■ PROBLEM STATEMENT ■
The records below need copying. Match each line exactly.

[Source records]
※

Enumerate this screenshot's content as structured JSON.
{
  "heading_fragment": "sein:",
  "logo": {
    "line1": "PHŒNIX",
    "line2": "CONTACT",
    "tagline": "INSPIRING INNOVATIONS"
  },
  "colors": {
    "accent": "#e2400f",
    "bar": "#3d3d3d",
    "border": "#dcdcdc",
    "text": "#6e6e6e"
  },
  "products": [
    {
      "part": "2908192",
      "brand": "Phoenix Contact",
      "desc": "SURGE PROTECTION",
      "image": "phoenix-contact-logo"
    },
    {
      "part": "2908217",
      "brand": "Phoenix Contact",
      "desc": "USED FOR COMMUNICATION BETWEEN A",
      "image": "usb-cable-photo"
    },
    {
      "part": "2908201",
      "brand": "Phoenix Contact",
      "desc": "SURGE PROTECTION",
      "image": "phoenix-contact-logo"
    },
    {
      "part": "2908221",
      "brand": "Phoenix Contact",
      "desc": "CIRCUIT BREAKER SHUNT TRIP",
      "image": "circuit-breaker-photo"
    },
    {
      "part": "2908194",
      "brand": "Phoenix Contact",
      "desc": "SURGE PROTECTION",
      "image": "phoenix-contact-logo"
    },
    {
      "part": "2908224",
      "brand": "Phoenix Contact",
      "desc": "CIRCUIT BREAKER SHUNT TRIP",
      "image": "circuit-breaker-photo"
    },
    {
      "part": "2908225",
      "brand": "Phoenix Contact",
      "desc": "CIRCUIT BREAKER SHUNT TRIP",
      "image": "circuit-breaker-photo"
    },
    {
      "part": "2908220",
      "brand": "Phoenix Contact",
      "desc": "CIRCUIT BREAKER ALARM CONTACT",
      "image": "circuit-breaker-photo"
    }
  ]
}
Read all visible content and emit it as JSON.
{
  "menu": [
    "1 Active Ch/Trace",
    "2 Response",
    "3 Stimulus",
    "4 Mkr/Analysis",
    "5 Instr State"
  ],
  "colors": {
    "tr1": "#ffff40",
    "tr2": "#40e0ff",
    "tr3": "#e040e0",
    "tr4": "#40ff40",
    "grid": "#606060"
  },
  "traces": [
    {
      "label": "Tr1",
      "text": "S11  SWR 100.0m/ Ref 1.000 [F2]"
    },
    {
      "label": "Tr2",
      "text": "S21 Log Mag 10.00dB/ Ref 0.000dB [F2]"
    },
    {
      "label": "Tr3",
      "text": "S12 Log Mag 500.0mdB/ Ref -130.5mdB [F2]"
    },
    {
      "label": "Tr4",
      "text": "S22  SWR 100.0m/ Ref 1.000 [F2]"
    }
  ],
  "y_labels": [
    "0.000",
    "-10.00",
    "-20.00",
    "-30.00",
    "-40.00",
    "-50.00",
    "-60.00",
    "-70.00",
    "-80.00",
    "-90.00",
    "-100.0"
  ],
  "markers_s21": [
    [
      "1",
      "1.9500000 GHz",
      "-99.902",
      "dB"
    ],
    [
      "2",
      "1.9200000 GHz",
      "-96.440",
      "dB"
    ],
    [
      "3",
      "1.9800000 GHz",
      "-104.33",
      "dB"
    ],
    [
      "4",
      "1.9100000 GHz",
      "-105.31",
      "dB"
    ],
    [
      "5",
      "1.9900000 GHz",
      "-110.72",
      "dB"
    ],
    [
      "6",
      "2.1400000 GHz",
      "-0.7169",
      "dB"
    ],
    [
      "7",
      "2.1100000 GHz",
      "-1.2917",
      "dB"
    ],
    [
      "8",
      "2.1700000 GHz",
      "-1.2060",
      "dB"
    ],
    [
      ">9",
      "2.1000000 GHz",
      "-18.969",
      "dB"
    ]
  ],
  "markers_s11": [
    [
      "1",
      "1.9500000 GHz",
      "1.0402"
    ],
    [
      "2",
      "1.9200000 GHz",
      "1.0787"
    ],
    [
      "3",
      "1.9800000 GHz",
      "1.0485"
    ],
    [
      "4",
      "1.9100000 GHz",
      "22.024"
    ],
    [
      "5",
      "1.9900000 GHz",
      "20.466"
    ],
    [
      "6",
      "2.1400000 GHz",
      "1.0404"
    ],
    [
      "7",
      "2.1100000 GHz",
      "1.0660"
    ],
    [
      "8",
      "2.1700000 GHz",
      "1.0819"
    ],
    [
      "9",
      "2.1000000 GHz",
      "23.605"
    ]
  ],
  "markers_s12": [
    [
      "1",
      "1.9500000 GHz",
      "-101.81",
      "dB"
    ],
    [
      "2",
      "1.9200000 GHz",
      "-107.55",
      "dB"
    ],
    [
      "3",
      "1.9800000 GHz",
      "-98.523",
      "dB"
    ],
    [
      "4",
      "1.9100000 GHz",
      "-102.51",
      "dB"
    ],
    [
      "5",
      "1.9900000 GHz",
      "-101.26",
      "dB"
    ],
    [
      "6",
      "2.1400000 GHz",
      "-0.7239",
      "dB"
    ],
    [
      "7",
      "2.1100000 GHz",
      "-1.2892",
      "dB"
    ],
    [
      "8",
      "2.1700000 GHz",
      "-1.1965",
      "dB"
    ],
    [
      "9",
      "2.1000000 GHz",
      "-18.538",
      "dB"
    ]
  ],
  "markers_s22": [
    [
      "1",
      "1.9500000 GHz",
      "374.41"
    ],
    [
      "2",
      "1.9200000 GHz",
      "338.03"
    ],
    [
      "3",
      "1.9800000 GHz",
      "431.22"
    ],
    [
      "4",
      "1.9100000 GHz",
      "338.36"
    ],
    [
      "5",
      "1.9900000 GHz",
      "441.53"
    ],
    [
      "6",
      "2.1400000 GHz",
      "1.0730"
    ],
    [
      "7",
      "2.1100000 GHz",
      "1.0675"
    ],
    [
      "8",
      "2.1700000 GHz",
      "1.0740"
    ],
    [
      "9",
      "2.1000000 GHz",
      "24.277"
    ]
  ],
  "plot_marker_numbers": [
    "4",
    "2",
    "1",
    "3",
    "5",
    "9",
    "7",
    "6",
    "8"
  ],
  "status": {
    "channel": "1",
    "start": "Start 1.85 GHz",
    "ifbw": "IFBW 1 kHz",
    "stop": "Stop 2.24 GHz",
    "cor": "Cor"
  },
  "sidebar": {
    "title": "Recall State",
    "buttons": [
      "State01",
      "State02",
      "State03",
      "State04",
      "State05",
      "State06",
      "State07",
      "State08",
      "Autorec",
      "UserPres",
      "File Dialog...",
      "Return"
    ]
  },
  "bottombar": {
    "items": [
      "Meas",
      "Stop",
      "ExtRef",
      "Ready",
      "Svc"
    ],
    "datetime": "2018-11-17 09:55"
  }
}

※

■ EXERCISE SOLUTION ■
Enumerate this screenshot's content as structured JSON.
{
  "heading_fragment": "sein:",
  "logo": {
    "line1": "PHŒNIX",
    "line2": "CONTACT",
    "tagline": "INSPIRING INNOVATIONS"
  },
  "colors": {
    "accent": "#e2400f",
    "bar": "#3d3d3d",
    "border": "#dcdcdc",
    "text": "#6e6e6e"
  },
  "products": [
    {
      "part": "2908192",
      "brand": "Phoenix Contact",
      "desc": "SURGE PROTECTION",
      "image": "phoenix-contact-logo"
    },
    {
      "part": "2908217",
      "brand": "Phoenix Contact",
      "desc": "USED FOR COMMUNICATION BETWEEN A",
      "image": "usb-cable-photo"
    },
    {
      "part": "2908201",
      "brand": "Phoenix Contact",
      "desc": "SURGE PROTECTION",
      "image": "phoenix-contact-logo"
    },
    {
      "part": "2908221",
      "brand": "Phoenix Contact",
      "desc": "CIRCUIT BREAKER SHUNT TRIP",
      "image": "circuit-breaker-photo"
    },
    {
      "part": "2908194",
      "brand": "Phoenix Contact",
      "desc": "SURGE PROTECTION",
      "image": "phoenix-contact-logo"
    },
    {
      "part": "2908224",
      "brand": "Phoenix Contact",
      "desc": "CIRCUIT BREAKER SHUNT TRIP",
      "image": "circuit-breaker-photo"
    },
    {
      "part": "2908225",
      "brand": "Phoenix Contact",
      "desc": "CIRCUIT BREAKER SHUNT TRIP",
      "image": "circuit-breaker-photo"
    },
    {
      "part": "2908220",
      "brand": "Phoenix Contact",
      "desc": "CIRCUIT BREAKER ALARM CONTACT",
      "image": "circuit-breaker-photo"
    }
  ]
}
Read all visible content and emit it as JSON.
{
  "menu": [
    "1 Active Ch/Trace",
    "2 Response",
    "3 Stimulus",
    "4 Mkr/Analysis",
    "5 Instr State"
  ],
  "colors": {
    "tr1": "#ffff40",
    "tr2": "#40e0ff",
    "tr3": "#e040e0",
    "tr4": "#40ff40",
    "grid": "#606060"
  },
  "traces": [
    {
      "label": "Tr1",
      "text": "S11  SWR 100.0m/ Ref 1.000 [F2]"
    },
    {
      "label": "Tr2",
      "text": "S21 Log Mag 10.00dB/ Ref 0.000dB [F2]"
    },
    {
      "label": "Tr3",
      "text": "S12 Log Mag 500.0mdB/ Ref -130.5mdB [F2]"
    },
    {
      "label": "Tr4",
      "text": "S22  SWR 100.0m/ Ref 1.000 [F2]"
    }
  ],
  "y_labels": [
    "0.000",
    "-10.00",
    "-20.00",
    "-30.00",
    "-40.00",
    "-50.00",
    "-60.00",
    "-70.00",
    "-80.00",
    "-90.00",
    "-100.0"
  ],
  "markers_s21": [
    [
      "1",
      "1.9500000 GHz",
      "-99.902",
      "dB"
    ],
    [
      "2",
      "1.9200000 GHz",
      "-96.440",
      "dB"
    ],
    [
      "3",
      "1.9800000 GHz",
      "-104.33",
      "dB"
    ],
    [
      "4",
      "1.9100000 GHz",
      "-105.31",
      "dB"
    ],
    [
      "5",
      "1.9900000 GHz",
      "-110.72",
      "dB"
    ],
    [
      "6",
      "2.1400000 GHz",
      "-0.7169",
      "dB"
    ],
    [
      "7",
      "2.1100000 GHz",
      "-1.2917",
      "dB"
    ],
    [
      "8",
      "2.1700000 GHz",
      "-1.2060",
      "dB"
    ],
    [
      ">9",
      "2.1000000 GHz",
      "-18.969",
      "dB"
    ]
  ],
  "markers_s11": [
    [
      "1",
      "1.9500000 GHz",
      "1.0402"
    ],
    [
      "2",
      "1.9200000 GHz",
      "1.0787"
    ],
    [
      "3",
      "1.9800000 GHz",
      "1.0485"
    ],
    [
      "4",
      "1.9100000 GHz",
      "22.024"
    ],
    [
      "5",
      "1.9900000 GHz",
      "20.466"
    ],
    [
      "6",
      "2.1400000 GHz",
      "1.0404"
    ],
    [
      "7",
      "2.1100000 GHz",
      "1.0660"
    ],
    [
      "8",
      "2.1700000 GHz",
      "1.0819"
    ],
    [
      "9",
      "2.1000000 GHz",
      "23.605"
    ]
  ],
  "markers_s12": [
    [
      "1",
      "1.9500000 GHz",
      "-101.81",
      "dB"
    ],
    [
      "2",
      "1.9200000 GHz",
      "-107.55",
      "dB"
    ],
    [
      "3",
      "1.9800000 GHz",
      "-98.523",
      "dB"
    ],
    [
      "4",
      "1.9100000 GHz",
      "-102.51",
      "dB"
    ],
    [
      "5",
      "1.9900000 GHz",
      "-101.26",
      "dB"
    ],
    [
      "6",
      "2.1400000 GHz",
      "-0.7239",
      "dB"
    ],
    [
      "7",
      "2.1100000 GHz",
      "-1.2892",
      "dB"
    ],
    [
      "8",
      "2.1700000 GHz",
      "-1.1965",
      "dB"
    ],
    [
      "9",
      "2.1000000 GHz",
      "-18.538",
      "dB"
    ]
  ],
  "markers_s22": [
    [
      "1",
      "1.9500000 GHz",
      "374.41"
    ],
    [
      "2",
      "1.9200000 GHz",
      "338.03"
    ],
    [
      "3",
      "1.9800000 GHz",
      "431.22"
    ],
    [
      "4",
      "1.9100000 GHz",
      "338.36"
    ],
    [
      "5",
      "1.9900000 GHz",
      "441.53"
    ],
    [
      "6",
      "2.1400000 GHz",
      "1.0730"
    ],
    [
      "7",
      "2.1100000 GHz",
      "1.0675"
    ],
    [
      "8",
      "2.1700000 GHz",
      "1.0740"
    ],
    [
      "9",
      "2.1000000 GHz",
      "24.277"
    ]
  ],
  "plot_marker_numbers": [
    "4",
    "2",
    "1",
    "3",
    "5",
    "9",
    "7",
    "6",
    "8"
  ],
  "status": {
    "channel": "1",
    "start": "Start 1.85 GHz",
    "ifbw": "IFBW 1 kHz",
    "stop": "Stop 2.24 GHz",
    "cor": "Cor"
  },
  "sidebar": {
    "title": "Recall State",
    "buttons": [
      "State01",
      "State02",
      "State03",
      "State04",
      "State05",
      "State06",
      "State07",
      "State08",
      "Autorec",
      "UserPres",
      "File Dialog...",
      "Return"
    ]
  },
  "bottombar": {
    "items": [
      "Meas",
      "Stop",
      "ExtRef",
      "Ready",
      "Svc"
    ],
    "datetime": "2018-11-17 09:55"
  }
}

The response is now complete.